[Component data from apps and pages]
○ ○ ○ ○
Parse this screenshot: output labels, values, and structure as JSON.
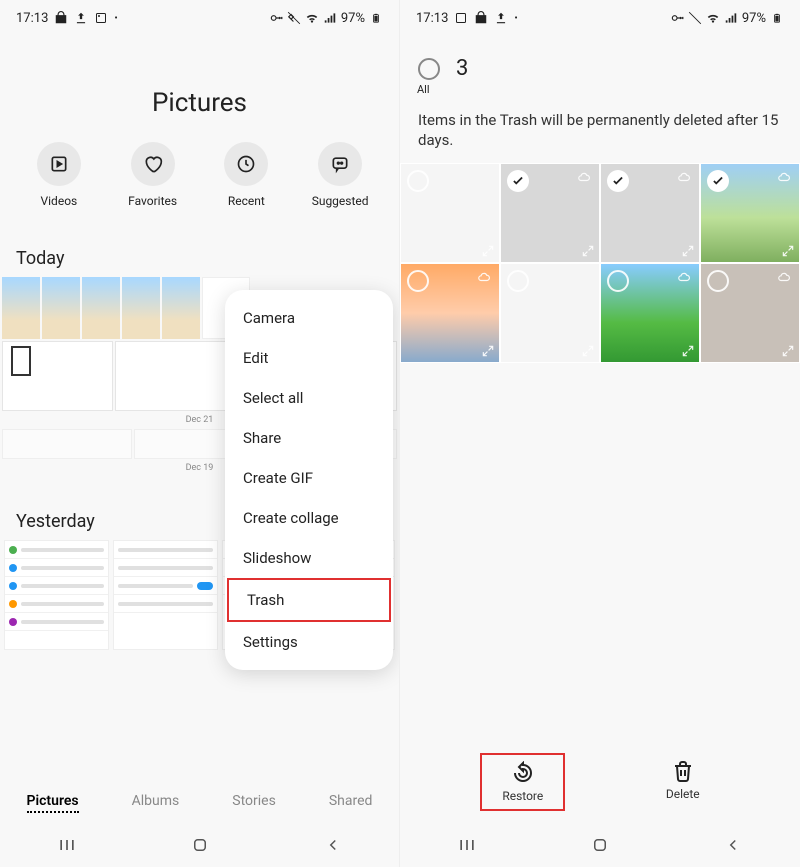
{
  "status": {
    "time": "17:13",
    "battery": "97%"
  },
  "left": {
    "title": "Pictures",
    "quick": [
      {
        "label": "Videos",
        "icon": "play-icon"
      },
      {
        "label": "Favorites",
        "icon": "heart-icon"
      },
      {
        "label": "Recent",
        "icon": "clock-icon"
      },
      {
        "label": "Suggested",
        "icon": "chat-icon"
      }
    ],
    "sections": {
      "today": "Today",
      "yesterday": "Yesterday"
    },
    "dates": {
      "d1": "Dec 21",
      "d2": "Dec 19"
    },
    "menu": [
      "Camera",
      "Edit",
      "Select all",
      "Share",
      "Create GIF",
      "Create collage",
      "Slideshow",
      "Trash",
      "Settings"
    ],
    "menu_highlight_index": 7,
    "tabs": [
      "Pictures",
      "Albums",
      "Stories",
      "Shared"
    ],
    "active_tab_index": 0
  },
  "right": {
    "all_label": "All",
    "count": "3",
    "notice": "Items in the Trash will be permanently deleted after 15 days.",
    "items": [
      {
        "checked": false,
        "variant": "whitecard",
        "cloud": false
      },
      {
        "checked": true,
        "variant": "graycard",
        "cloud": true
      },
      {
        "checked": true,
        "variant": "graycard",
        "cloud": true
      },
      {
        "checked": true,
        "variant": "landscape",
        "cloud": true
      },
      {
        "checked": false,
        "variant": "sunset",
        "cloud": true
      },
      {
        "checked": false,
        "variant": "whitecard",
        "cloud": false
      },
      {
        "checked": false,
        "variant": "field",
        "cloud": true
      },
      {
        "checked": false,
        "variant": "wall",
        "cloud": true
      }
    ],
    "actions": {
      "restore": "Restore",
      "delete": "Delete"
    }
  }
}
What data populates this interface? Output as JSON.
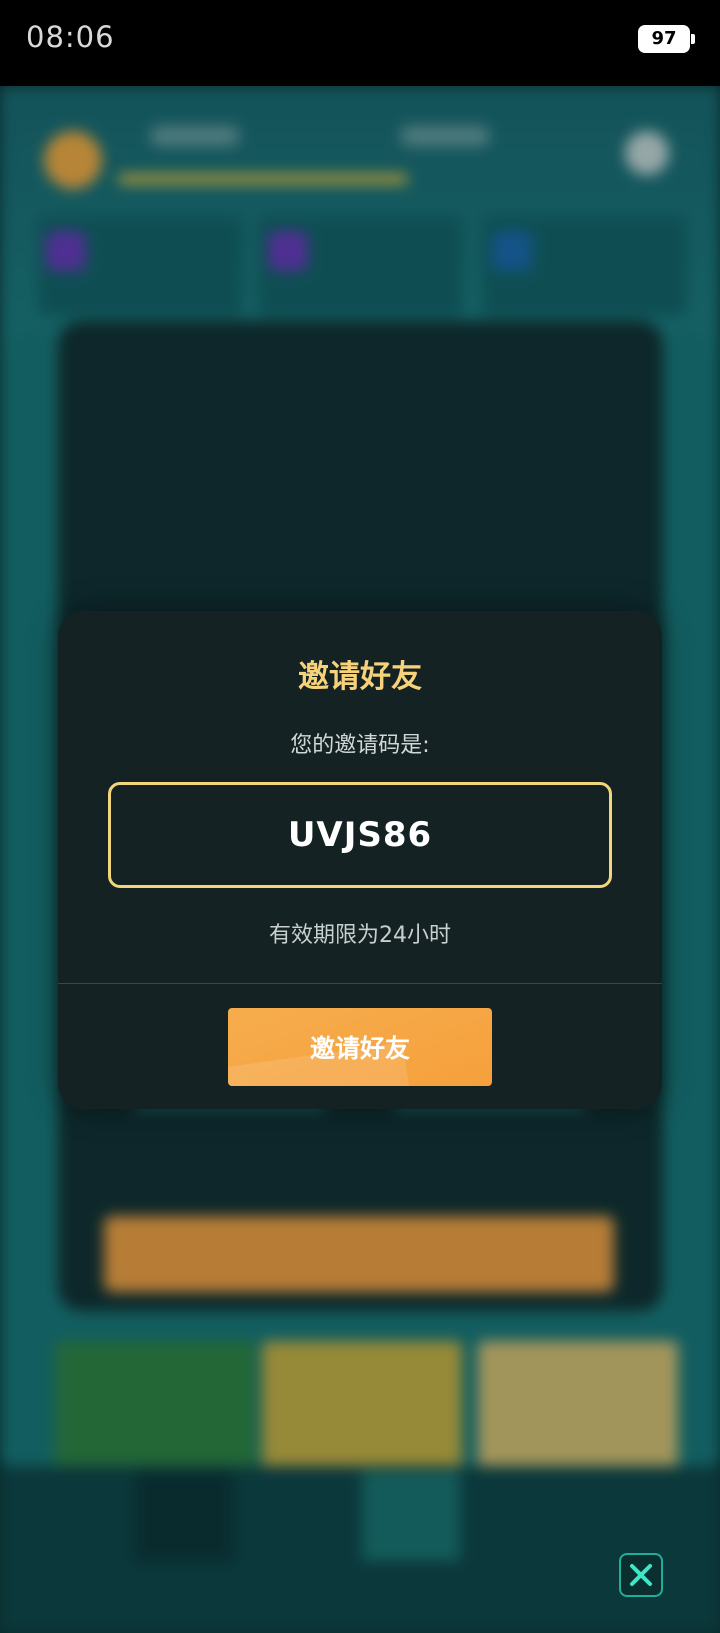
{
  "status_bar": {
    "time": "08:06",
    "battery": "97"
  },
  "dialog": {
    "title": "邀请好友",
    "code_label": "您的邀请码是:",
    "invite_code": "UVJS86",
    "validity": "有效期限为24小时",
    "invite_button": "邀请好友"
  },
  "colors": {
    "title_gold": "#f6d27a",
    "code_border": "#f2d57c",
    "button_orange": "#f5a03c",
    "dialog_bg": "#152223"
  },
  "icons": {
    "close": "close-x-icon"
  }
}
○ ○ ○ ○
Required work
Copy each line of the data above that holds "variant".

Response box
        "variant": "whitecard",
        "variant": "graycard",
        "variant": "graycard",
        "variant": "landscape",
        "variant": "sunset",
        "variant": "whitecard",
        "variant": "field",
        "variant": "wall",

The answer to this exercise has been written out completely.